Aim of the exercise >> Look for "this" in every line of the listing. Copy the lines that have it.

**** Records

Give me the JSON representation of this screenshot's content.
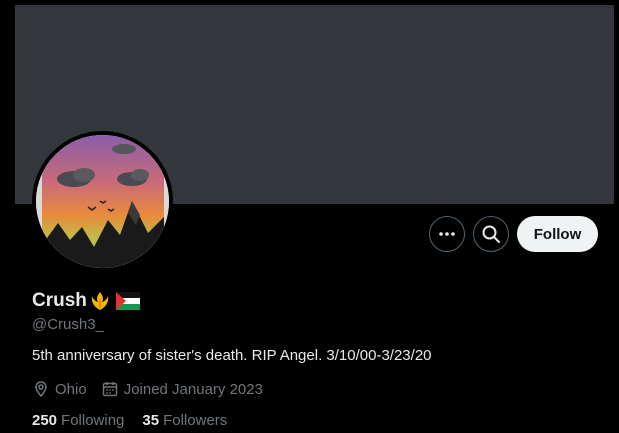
{
  "profile": {
    "display_name": "Crush",
    "handle": "@Crush3_",
    "bio": "5th anniversary of sister's death. RIP Angel. 3/10/00-3/23/20",
    "name_emojis": [
      "rebel-alliance-emoji",
      "palestine-flag-emoji"
    ]
  },
  "actions": {
    "more_icon": "more-horizontal-icon",
    "search_icon": "search-icon",
    "follow_label": "Follow"
  },
  "meta": {
    "location": "Ohio",
    "location_icon": "location-pin-icon",
    "joined": "Joined January 2023",
    "joined_icon": "calendar-icon"
  },
  "stats": {
    "following_count": "250",
    "following_label": "Following",
    "followers_count": "35",
    "followers_label": "Followers"
  },
  "colors": {
    "background": "#000000",
    "banner": "#33373b",
    "text_primary": "#e7e9ea",
    "text_secondary": "#71767b",
    "follow_button": "#eff3f4"
  }
}
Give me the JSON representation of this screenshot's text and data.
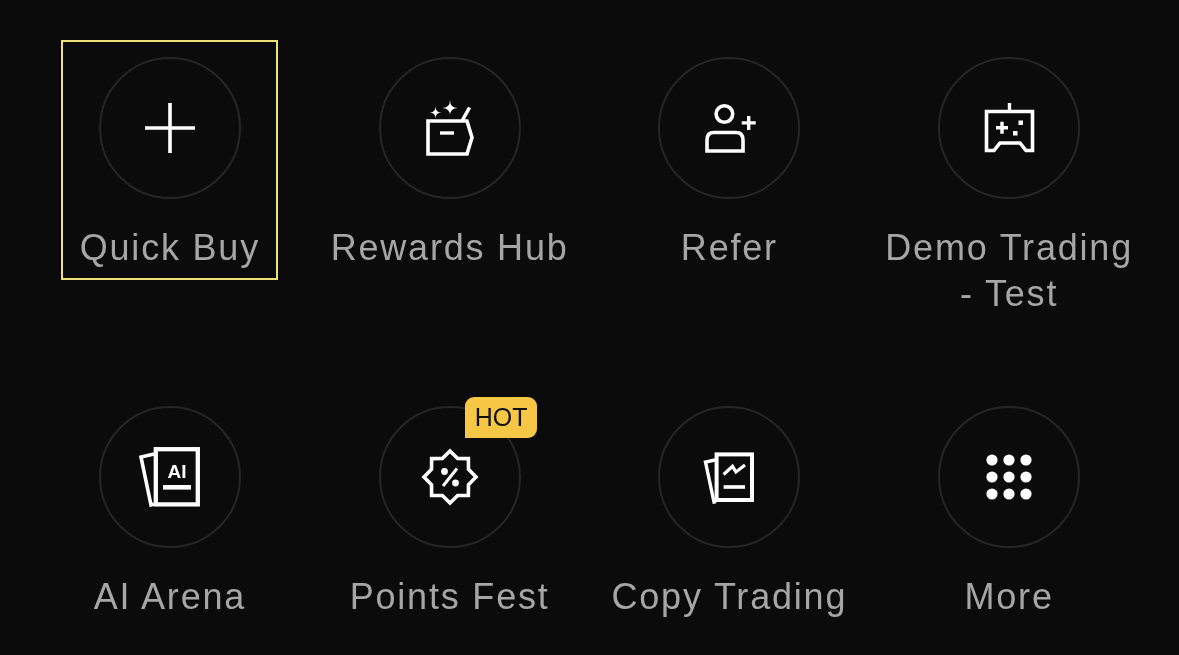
{
  "shortcuts": [
    {
      "label": "Quick Buy",
      "selected": true
    },
    {
      "label": "Rewards Hub",
      "selected": false
    },
    {
      "label": "Refer",
      "selected": false
    },
    {
      "label": "Demo Trading - Test",
      "selected": false
    },
    {
      "label": "AI Arena",
      "selected": false,
      "icon_text": "AI"
    },
    {
      "label": "Points Fest",
      "selected": false,
      "badge": "HOT"
    },
    {
      "label": "Copy Trading",
      "selected": false
    },
    {
      "label": "More",
      "selected": false
    }
  ]
}
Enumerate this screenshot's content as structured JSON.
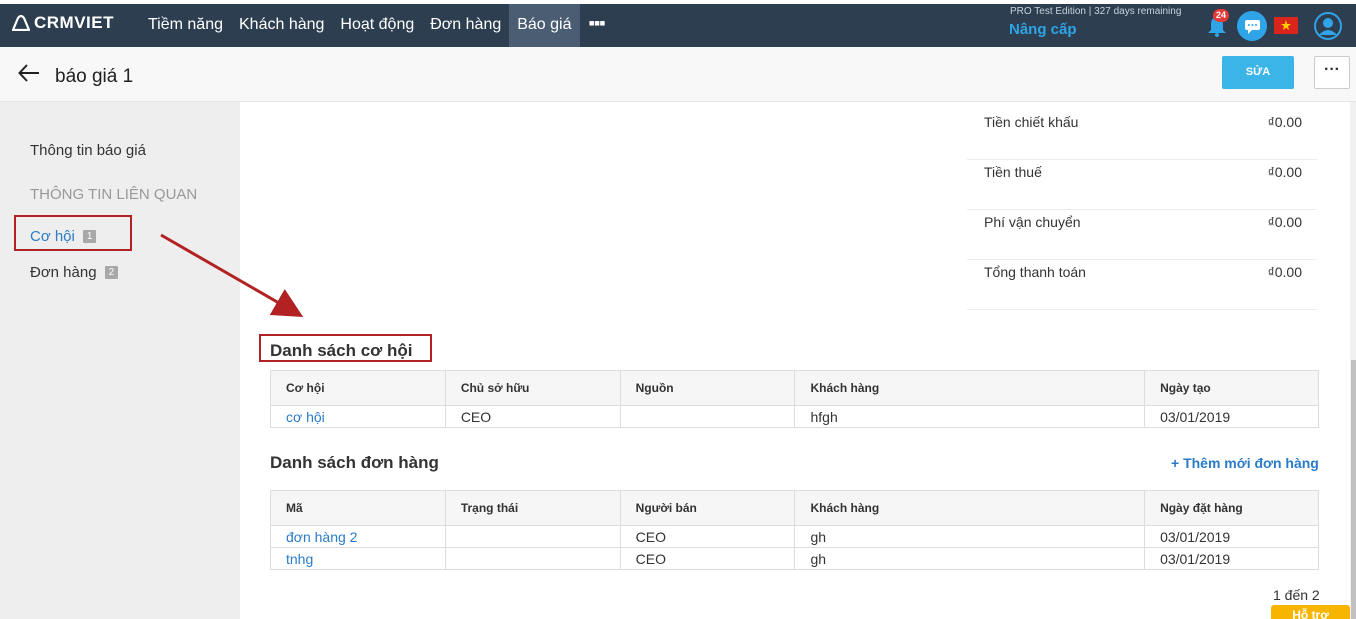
{
  "app": {
    "logo_text": "CRMVIET"
  },
  "nav": {
    "items": [
      {
        "label": "Tiềm năng"
      },
      {
        "label": "Khách hàng"
      },
      {
        "label": "Hoạt động"
      },
      {
        "label": "Đơn hàng"
      },
      {
        "label": "Báo giá",
        "active": true
      }
    ],
    "more_label": "▪▪▪",
    "edition_text": "PRO Test Edition | 327 days remaining",
    "upgrade_label": "Nâng cấp",
    "notification_count": "24"
  },
  "header": {
    "title": "báo giá 1",
    "edit_label": "SỬA",
    "more_label": "···"
  },
  "sidebar": {
    "info_label": "Thông tin báo giá",
    "related_heading": "THÔNG TIN LIÊN QUAN",
    "items": [
      {
        "label": "Cơ hội",
        "count": "1"
      },
      {
        "label": "Đơn hàng",
        "count": "2"
      }
    ]
  },
  "summary": [
    {
      "label": "Tiền chiết khấu",
      "value": "₫0.00"
    },
    {
      "label": "Tiền thuế",
      "value": "₫0.00"
    },
    {
      "label": "Phí vận chuyển",
      "value": "₫0.00"
    },
    {
      "label": "Tổng thanh toán",
      "value": "₫0.00"
    }
  ],
  "opportunities": {
    "title": "Danh sách cơ hội",
    "columns": [
      "Cơ hội",
      "Chủ sở hữu",
      "Nguồn",
      "Khách hàng",
      "Ngày tạo"
    ],
    "rows": [
      [
        "cơ hội",
        "CEO",
        "",
        "hfgh",
        "03/01/2019"
      ]
    ]
  },
  "orders": {
    "title": "Danh sách đơn hàng",
    "add_label": "+ Thêm mới đơn hàng",
    "columns": [
      "Mã",
      "Trạng thái",
      "Người bán",
      "Khách hàng",
      "Ngày đặt hàng"
    ],
    "rows": [
      [
        "đơn hàng 2",
        "",
        "CEO",
        "gh",
        "03/01/2019"
      ],
      [
        "tnhg",
        "",
        "CEO",
        "gh",
        "03/01/2019"
      ]
    ],
    "pager": "1 đến 2"
  },
  "support_label": "Hỗ trợ",
  "colors": {
    "nav_bg": "#2c3e50",
    "accent": "#3bb4e8",
    "link": "#2a7bc8",
    "highlight": "#b22222"
  }
}
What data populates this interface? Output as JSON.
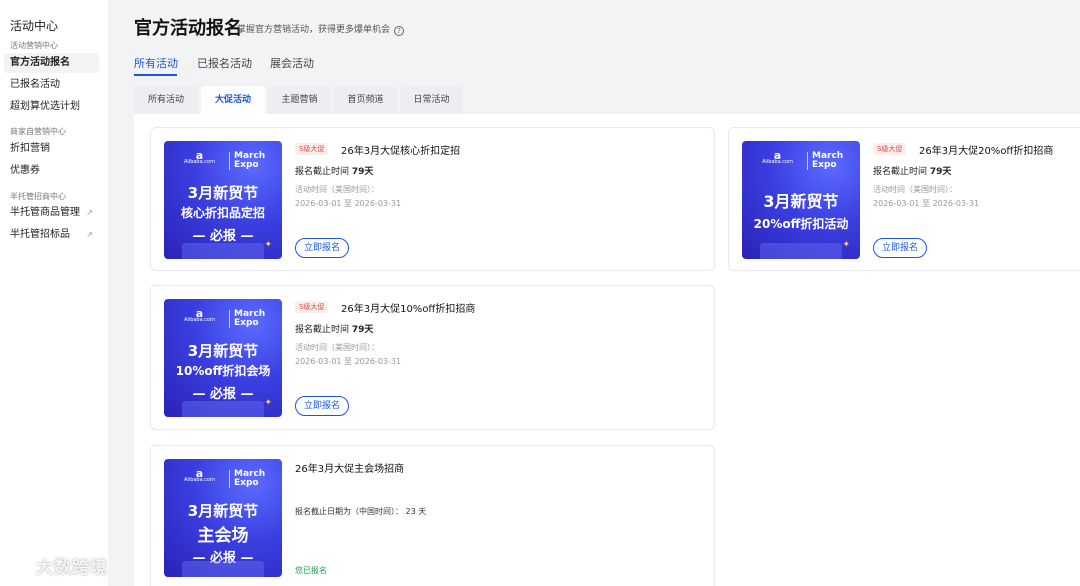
{
  "sidebar": {
    "title": "活动中心",
    "groups": [
      {
        "label": "活动营销中心",
        "items": [
          {
            "label": "官方活动报名"
          },
          {
            "label": "已报名活动"
          },
          {
            "label": "超划算优选计划"
          }
        ]
      },
      {
        "label": "商家自营销中心",
        "items": [
          {
            "label": "折扣营销"
          },
          {
            "label": "优惠券"
          }
        ]
      },
      {
        "label": "半托管招商中心",
        "items": [
          {
            "label": "半托管商品管理"
          },
          {
            "label": "半托管招标品"
          }
        ]
      }
    ],
    "external_icon": "↗"
  },
  "header": {
    "title": "官方活动报名",
    "subtitle": "掌握官方营销活动，获得更多爆单机会",
    "help_glyph": "?"
  },
  "top_tabs": [
    {
      "label": "所有活动"
    },
    {
      "label": "已报名活动"
    },
    {
      "label": "展会活动"
    }
  ],
  "sub_tabs": [
    {
      "label": "所有活动"
    },
    {
      "label": "大促活动"
    },
    {
      "label": "主题营销"
    },
    {
      "label": "首页频道"
    },
    {
      "label": "日常活动"
    }
  ],
  "thumb_common": {
    "logo_mark": "a",
    "logo_text": "Alibaba.com",
    "expo": "March\nExpo",
    "spark": "✦"
  },
  "cards": [
    {
      "badge": "S级大促",
      "title": "26年3月大促核心折扣定招",
      "deadline_label": "报名截止时间 ",
      "deadline_value": "79天",
      "time_label": "活动时间（美国时间）：",
      "time_range": "2026-03-01 至 2026-03-31",
      "button": "立即报名",
      "thumb": {
        "line1": "3月新贸节",
        "line2": "核心折扣品定招",
        "line3": "— 必报 —"
      }
    },
    {
      "badge": "S级大促",
      "title": "26年3月大促20%off折扣招商",
      "deadline_label": "报名截止时间 ",
      "deadline_value": "79天",
      "time_label": "活动时间（美国时间）：",
      "time_range": "2026-03-01 至 2026-03-31",
      "button": "立即报名",
      "thumb": {
        "line1": "3月新贸节",
        "line2": "20%off折扣活动"
      }
    },
    {
      "badge": "S级大促",
      "title": "26年3月大促10%off折扣招商",
      "deadline_label": "报名截止时间 ",
      "deadline_value": "79天",
      "time_label": "活动时间（美国时间）：",
      "time_range": "2026-03-01 至 2026-03-31",
      "button": "立即报名",
      "thumb": {
        "line1": "3月新贸节",
        "line2": "10%off折扣会场",
        "line3": "— 必报 —"
      }
    },
    {
      "title": "26年3月大促主会场招商",
      "deadline_text": "报名截止日期为（中国时间）： 23 天",
      "status": "您已报名",
      "thumb": {
        "line1": "3月新贸节",
        "line2": "主会场",
        "line3": "— 必报 —"
      }
    }
  ],
  "watermark": "大数跨境"
}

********

Exercise response >>
Give me the JSON representation of this screenshot's content.
Give me the JSON representation of this screenshot's text and data.
Enumerate this screenshot's content as structured JSON.
What data populates this interface? Output as JSON.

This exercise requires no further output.